I know you may be saying, “But Vicki, they don’t want to put those iPads down.” The key is that as Moms we must provide them with something even better, plus all the tools and supplies they need to spend their time doing something much more worthwhile as they create and explore.
Here are a few fun + creative outlets based on your child’s favorite interests:
For the future scientist:
This crystal growing kit is a fun and magical way to get your child interested in science. It has everything your kiddo needs to grow various colored crystal formations. Talk to them about different scientists who have discovered and invented things throughout history- the automobile, the telephone, the water purifier- and how important it is to think “outside the box” and experiment. Once the crystals take shape, they will make great room decorations or gifts for grandparents.
For the Future Artist:
Most children love to show their creativity through art. Set up a creative art corner somewhere in the house or even in the garage. At stores like Michaels, you can purchase an art easel, paper, paints and brushes. Be creative and buy colored pencils, tubes of paint and special markers. Reuse and repurpose empty boxes as canvases. All artists need inspiration, so take a walks outside or in the parks to find the “wow” in the flowers, a sunset, a beautiful old neighborhood tree. Encourage your emerging artist to take a photo on your phone and try to recreate the image. You can create a gallery in your child’s room or family room for all of the “masterpieces.” Make sure your child signs their artwork. These also make great gifts. Don’t buy Aunt Meg a birthday gift. Make her something special. Give her an Ashley Original.
For the Brainiac:
It might sound old-fashioned, but puzzles never go out of style. If your child likes concentration and focus games then work on a puzzle. Find a space on any table in the house, and create a “puzzle area”. They can work on the puzzle for 20, 30, or even 60 minutes a day. The slow progression toward completion will help them exercise their minds and patience. When they finally complete the puzzle, they can celebrate their triumph feeling proud and victorious.
For the future Spielberg:
Kids love making their own “trailers” of their lives. Most IPads have easy programs where you can do this as a family or your child can film friends or even the dog. The programs tell your child what kinds of shots are needed – action shots, close-ups, etc. – and they even get to write their own credits. It’s so much fun to share the trailers with family and friends. You can even post them, so grandma in another city can get a special treat.

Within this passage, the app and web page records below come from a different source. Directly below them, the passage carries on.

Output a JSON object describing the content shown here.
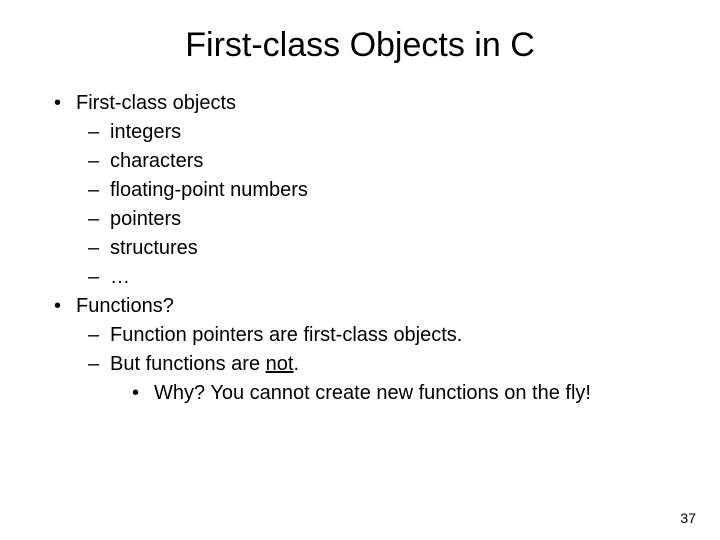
{
  "slide": {
    "title": "First-class Objects in C",
    "pageNumber": "37",
    "bullets": {
      "b1": "First-class objects",
      "b1_1": "integers",
      "b1_2": "characters",
      "b1_3": "floating-point numbers",
      "b1_4": "pointers",
      "b1_5": "structures",
      "b1_6": "…",
      "b2": "Functions?",
      "b2_1": "Function pointers are first-class objects.",
      "b2_2_pre": "But functions are ",
      "b2_2_u": "not",
      "b2_2_post": ".",
      "b2_2_1": "Why? You cannot create new functions on the fly!"
    },
    "markers": {
      "dot": "•",
      "dash": "–"
    }
  }
}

For the Future Artisan:
Knitting is a great hobby that your children can work on each day after school. Little by little, they will slowly see a product come to life. They can make hats, scarves, gloves, tote bags, and so much more. The creative designs are truly endless. Find a little bit of help in “My First Knitting Book” or a knitting loom, both for beginners, and watch how quickly they grasp the concepts and techniques. We are thinking this could lead to a wonderful Mother’s Day gift!
For the Future Musician:

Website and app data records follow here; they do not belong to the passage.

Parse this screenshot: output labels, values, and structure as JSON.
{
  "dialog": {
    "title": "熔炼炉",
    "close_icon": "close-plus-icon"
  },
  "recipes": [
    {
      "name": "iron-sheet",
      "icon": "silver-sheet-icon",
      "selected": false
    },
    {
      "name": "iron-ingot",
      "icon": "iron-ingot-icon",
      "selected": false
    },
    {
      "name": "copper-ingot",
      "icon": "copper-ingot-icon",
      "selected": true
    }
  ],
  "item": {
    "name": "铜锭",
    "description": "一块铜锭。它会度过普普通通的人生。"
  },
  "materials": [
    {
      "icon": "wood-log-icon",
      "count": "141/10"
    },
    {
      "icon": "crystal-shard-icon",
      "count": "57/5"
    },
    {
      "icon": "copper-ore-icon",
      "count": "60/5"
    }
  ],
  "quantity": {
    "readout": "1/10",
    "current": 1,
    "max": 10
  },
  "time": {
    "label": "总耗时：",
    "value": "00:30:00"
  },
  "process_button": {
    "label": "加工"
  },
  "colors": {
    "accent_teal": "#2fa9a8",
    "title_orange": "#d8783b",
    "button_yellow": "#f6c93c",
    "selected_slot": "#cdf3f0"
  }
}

There are many benefits to children learning to play instruments, outside of the music itself. It improves academic skills as music and math are highly intertwined. Certain instruments, such as percussion, help children develop coordination and motor skills as it requires movement of the hands, arms and feet. The daily practice and slow progress refines discipline and patience, because learning an instrument teaches children about delayed gratification. It also boosts a child’s self-esteem through performances and talent advancement. For instance, if your child is interested in play the guitar, you can get them this “My First Guitar” teaching book and borrow or purchase a used guitar. Take notice in the level of interest they have in learning to play, and then decide if lessons or classes would be a good fit for your child.
It just takes a little planning, support and encouragement to make your child put down the electronic games and engage in other activities. Remember that as your child grows, his or her personality is taking shape and new interests will pop up.
Being exposed to new and exciting things are what ignites their creativity and curiosity. Creating the landscape for them to grown, learn, be inspired, and become the amazing person they are destined to be.
Suddenly that blip and bleep will be replaced by a little voice saying, “Thanks, Mom.”